Stored data:

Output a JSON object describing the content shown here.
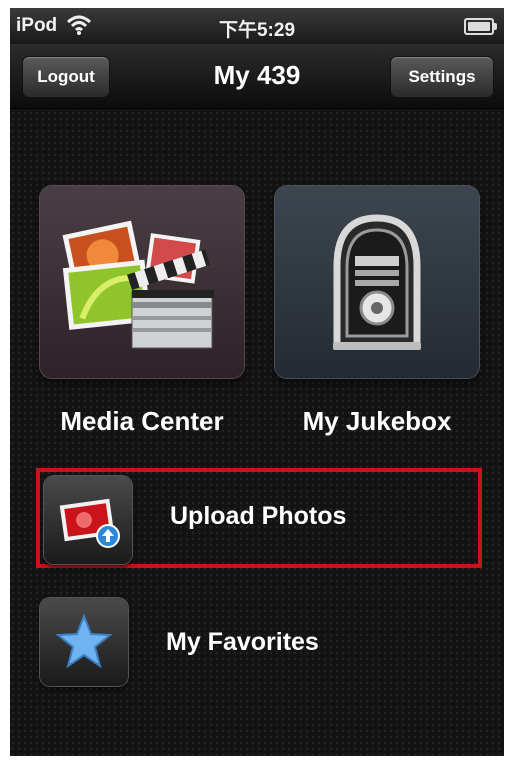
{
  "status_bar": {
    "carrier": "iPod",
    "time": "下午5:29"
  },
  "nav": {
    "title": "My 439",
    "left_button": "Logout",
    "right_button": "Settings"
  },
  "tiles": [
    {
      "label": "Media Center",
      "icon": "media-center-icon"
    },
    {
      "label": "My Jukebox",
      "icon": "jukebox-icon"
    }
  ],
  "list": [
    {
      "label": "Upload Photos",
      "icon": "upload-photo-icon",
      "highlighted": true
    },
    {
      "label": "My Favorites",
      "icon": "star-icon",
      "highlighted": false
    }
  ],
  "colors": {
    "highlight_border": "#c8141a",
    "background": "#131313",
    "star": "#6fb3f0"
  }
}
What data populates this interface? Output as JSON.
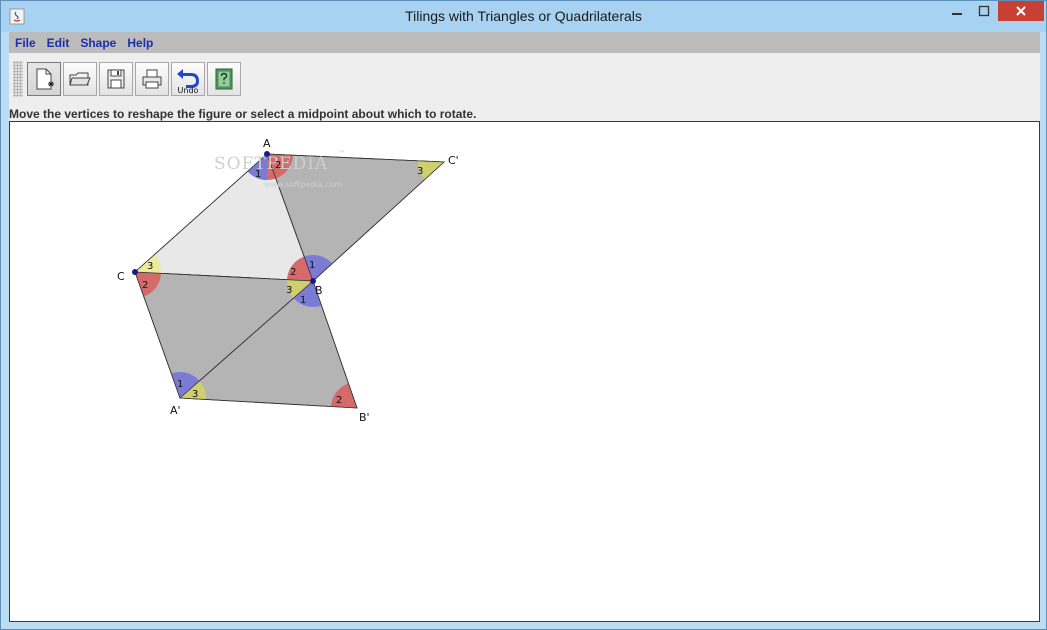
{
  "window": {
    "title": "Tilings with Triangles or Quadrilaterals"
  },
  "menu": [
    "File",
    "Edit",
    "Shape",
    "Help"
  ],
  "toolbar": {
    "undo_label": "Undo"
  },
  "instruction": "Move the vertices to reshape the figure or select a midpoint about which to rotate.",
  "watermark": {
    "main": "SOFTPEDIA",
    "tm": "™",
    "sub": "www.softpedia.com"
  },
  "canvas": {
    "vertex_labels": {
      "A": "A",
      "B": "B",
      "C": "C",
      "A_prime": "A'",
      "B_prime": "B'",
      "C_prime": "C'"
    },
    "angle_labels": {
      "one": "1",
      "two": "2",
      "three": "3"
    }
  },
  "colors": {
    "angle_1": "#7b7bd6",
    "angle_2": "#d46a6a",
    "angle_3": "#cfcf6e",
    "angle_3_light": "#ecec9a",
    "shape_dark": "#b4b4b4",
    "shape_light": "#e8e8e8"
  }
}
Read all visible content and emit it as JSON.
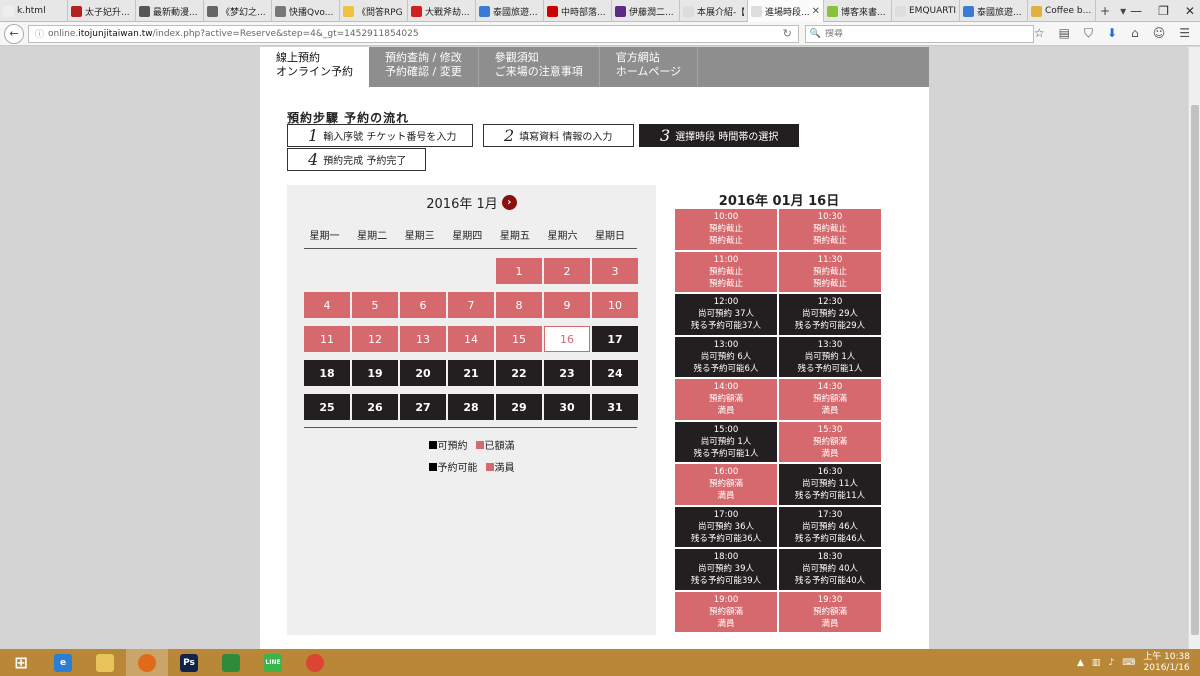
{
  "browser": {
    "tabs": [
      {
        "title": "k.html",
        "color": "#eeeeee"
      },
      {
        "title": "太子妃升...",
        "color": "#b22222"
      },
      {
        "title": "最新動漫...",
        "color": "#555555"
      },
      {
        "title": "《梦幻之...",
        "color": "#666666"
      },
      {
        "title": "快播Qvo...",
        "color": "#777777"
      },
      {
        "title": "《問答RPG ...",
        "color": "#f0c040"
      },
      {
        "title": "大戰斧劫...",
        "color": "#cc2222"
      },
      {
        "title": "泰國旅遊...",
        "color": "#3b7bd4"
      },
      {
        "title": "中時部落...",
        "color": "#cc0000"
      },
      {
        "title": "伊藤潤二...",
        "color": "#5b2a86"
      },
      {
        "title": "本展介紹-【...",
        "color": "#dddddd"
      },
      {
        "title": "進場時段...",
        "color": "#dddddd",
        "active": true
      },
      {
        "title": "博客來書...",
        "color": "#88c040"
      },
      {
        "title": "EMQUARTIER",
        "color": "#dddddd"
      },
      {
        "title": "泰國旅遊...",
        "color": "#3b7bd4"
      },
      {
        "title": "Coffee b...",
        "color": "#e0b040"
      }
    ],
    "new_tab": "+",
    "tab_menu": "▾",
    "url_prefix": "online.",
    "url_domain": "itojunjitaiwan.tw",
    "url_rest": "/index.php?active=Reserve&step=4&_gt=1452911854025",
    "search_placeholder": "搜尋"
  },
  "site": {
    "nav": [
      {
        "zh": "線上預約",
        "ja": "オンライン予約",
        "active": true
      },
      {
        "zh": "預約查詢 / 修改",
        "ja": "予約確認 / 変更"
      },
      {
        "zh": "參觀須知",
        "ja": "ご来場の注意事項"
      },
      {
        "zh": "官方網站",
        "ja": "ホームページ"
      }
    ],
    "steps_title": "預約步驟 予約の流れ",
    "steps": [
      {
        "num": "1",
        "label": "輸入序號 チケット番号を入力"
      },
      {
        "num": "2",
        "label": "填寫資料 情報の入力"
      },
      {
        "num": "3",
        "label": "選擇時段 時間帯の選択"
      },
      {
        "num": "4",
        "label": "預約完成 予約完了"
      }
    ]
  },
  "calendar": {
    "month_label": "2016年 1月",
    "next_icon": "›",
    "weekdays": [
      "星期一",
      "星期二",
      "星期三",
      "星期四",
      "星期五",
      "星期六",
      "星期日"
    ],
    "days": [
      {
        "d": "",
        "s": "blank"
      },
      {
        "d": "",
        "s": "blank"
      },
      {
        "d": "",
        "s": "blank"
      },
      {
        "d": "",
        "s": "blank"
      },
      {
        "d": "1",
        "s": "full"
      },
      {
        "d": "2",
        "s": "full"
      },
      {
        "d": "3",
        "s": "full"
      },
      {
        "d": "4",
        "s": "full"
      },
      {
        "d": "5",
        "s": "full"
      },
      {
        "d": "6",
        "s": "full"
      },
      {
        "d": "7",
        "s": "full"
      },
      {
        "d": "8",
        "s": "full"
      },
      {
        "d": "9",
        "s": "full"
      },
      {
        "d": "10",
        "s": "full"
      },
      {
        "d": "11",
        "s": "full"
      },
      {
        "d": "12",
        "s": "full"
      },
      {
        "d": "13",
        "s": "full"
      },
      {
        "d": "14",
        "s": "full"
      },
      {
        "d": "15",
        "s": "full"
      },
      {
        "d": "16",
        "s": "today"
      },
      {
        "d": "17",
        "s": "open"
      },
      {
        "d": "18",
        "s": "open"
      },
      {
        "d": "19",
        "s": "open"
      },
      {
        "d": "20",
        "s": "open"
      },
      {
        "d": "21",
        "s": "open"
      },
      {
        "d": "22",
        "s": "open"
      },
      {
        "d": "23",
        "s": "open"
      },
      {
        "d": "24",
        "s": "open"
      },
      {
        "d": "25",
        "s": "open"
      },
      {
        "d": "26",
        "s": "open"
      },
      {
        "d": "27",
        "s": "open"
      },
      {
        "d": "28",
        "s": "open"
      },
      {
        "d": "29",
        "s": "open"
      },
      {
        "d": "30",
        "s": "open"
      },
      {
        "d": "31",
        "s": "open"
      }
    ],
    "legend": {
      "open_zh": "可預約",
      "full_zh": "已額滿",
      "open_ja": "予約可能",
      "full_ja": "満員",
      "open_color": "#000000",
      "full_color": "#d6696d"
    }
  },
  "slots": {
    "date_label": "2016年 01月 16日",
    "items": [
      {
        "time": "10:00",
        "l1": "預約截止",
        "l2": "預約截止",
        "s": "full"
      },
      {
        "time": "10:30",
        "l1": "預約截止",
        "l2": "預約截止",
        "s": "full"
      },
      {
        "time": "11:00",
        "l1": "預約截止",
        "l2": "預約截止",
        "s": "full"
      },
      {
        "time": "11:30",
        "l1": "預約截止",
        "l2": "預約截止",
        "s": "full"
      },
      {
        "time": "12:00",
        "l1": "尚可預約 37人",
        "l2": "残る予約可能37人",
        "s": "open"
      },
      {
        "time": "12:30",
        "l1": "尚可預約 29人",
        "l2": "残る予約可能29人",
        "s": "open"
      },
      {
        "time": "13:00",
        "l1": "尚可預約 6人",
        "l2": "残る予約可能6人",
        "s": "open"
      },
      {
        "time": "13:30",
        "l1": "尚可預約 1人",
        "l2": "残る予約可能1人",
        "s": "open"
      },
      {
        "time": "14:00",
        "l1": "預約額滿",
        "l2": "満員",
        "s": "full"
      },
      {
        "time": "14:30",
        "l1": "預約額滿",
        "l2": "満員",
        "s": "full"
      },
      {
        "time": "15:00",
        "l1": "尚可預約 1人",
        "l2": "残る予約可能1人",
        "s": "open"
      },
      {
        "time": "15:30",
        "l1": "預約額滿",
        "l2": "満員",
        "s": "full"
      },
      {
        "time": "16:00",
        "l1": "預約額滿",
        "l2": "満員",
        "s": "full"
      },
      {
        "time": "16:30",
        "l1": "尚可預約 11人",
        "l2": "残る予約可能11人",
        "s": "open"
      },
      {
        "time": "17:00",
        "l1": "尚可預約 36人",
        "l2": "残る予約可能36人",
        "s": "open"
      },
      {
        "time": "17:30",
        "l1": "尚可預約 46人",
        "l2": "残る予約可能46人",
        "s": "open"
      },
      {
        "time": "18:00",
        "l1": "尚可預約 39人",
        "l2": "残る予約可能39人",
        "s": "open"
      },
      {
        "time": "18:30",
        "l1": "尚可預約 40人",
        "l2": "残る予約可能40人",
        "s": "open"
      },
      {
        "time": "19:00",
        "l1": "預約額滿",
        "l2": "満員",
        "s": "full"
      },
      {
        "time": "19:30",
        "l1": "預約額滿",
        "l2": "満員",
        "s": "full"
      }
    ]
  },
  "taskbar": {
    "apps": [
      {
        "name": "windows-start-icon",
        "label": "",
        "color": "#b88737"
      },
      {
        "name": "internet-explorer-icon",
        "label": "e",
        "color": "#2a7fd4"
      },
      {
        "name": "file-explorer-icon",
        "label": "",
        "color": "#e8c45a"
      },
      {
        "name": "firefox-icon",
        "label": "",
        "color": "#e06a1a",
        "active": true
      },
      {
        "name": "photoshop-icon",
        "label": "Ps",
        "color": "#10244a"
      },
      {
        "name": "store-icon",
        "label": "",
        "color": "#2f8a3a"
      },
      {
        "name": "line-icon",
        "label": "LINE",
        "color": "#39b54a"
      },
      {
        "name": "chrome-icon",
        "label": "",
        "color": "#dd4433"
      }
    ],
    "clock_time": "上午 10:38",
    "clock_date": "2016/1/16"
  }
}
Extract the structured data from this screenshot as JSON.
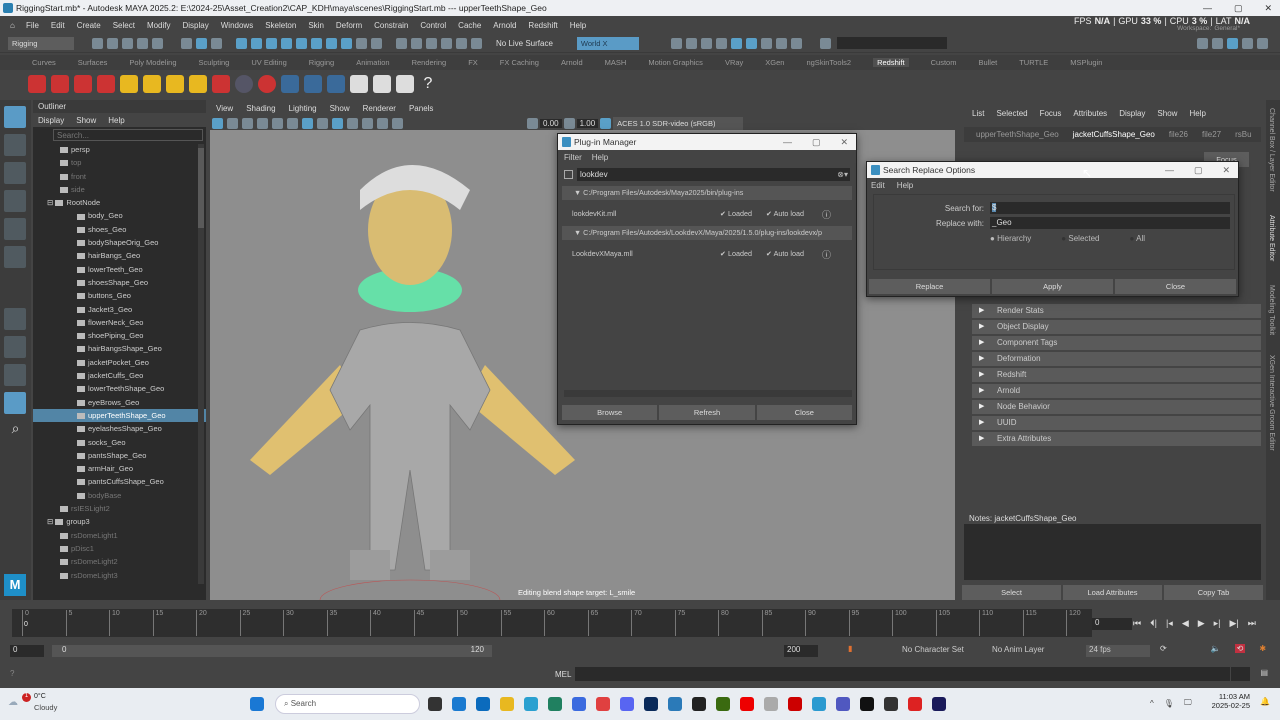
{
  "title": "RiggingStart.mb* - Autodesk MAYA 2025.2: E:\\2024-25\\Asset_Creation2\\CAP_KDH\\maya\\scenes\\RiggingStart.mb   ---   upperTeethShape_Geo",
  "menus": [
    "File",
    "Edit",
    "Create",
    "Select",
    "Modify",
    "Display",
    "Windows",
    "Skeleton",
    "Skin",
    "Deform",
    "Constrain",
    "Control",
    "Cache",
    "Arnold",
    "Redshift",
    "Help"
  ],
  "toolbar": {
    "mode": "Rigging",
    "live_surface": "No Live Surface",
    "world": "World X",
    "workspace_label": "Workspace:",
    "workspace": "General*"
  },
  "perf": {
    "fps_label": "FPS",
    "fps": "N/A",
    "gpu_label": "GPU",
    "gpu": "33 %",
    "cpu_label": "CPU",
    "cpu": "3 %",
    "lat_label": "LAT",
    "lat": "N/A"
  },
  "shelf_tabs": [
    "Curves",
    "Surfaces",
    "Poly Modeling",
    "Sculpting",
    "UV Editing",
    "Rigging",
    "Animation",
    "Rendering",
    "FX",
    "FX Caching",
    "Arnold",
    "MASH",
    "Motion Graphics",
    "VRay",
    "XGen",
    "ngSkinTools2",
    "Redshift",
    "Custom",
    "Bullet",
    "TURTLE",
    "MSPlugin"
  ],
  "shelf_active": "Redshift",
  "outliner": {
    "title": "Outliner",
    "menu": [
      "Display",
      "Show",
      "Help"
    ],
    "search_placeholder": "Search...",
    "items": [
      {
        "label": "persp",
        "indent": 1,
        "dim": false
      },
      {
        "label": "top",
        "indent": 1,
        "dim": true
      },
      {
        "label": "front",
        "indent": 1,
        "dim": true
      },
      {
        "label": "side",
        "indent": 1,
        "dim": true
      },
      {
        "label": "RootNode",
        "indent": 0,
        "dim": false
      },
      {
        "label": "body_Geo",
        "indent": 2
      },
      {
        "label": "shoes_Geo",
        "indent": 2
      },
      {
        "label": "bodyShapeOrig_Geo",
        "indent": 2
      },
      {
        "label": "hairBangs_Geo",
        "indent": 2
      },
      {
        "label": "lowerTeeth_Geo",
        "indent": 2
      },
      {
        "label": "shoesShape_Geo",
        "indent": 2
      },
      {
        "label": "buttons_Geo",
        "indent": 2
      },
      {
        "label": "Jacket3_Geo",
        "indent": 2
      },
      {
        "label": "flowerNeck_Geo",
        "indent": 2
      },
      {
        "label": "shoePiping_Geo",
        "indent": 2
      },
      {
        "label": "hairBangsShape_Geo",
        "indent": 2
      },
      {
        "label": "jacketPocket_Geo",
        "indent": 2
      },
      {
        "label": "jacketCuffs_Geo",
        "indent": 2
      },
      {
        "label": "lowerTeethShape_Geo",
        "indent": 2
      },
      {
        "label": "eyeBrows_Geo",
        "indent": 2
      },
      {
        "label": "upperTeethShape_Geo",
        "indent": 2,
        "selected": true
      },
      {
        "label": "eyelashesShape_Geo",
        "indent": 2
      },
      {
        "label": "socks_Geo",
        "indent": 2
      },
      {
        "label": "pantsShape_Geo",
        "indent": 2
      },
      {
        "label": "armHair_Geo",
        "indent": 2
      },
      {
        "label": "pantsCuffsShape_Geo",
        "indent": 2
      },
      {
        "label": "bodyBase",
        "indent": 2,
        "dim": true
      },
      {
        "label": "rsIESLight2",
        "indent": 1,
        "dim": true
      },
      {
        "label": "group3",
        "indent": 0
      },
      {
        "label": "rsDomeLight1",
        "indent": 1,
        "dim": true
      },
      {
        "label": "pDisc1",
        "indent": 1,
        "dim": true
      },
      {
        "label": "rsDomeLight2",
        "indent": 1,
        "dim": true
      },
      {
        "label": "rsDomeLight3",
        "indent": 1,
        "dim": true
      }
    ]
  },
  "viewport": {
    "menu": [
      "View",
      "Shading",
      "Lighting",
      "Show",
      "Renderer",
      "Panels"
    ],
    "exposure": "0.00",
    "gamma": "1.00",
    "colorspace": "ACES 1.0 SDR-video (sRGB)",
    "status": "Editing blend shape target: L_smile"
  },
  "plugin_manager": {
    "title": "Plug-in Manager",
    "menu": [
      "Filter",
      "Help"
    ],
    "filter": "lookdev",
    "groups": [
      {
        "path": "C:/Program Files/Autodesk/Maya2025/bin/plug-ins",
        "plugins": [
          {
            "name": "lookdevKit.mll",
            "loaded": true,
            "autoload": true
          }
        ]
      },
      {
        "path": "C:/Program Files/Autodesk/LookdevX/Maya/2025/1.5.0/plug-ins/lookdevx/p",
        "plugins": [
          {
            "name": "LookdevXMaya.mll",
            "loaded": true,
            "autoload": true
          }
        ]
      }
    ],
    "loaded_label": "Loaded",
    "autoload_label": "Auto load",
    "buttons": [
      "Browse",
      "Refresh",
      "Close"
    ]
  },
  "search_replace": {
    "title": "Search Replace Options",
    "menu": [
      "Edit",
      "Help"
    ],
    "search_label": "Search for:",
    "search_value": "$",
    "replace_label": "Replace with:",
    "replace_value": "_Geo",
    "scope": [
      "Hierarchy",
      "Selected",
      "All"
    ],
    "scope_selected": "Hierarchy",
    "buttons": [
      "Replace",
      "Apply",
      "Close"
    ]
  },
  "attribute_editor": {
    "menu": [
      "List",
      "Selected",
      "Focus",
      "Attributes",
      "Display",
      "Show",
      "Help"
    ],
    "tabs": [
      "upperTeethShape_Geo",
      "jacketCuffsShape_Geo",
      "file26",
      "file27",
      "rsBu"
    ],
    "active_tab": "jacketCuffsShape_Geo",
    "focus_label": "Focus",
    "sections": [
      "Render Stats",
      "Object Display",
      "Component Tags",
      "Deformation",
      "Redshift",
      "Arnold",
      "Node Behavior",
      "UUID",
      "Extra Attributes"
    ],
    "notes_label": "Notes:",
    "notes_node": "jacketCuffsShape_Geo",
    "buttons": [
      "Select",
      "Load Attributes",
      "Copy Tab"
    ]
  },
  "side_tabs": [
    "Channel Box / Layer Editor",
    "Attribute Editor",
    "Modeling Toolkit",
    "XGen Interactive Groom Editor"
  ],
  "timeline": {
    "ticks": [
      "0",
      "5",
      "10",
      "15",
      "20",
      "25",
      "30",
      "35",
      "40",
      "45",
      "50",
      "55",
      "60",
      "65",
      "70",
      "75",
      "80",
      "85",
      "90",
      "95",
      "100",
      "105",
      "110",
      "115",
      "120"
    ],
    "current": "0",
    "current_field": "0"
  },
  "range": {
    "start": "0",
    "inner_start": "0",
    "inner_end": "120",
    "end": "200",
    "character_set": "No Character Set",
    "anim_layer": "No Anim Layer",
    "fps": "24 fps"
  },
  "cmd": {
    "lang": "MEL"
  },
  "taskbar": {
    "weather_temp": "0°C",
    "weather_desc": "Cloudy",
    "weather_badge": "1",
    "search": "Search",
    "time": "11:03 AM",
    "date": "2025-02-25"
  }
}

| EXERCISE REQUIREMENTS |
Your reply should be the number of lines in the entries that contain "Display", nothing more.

| ANSWER SPACE |
4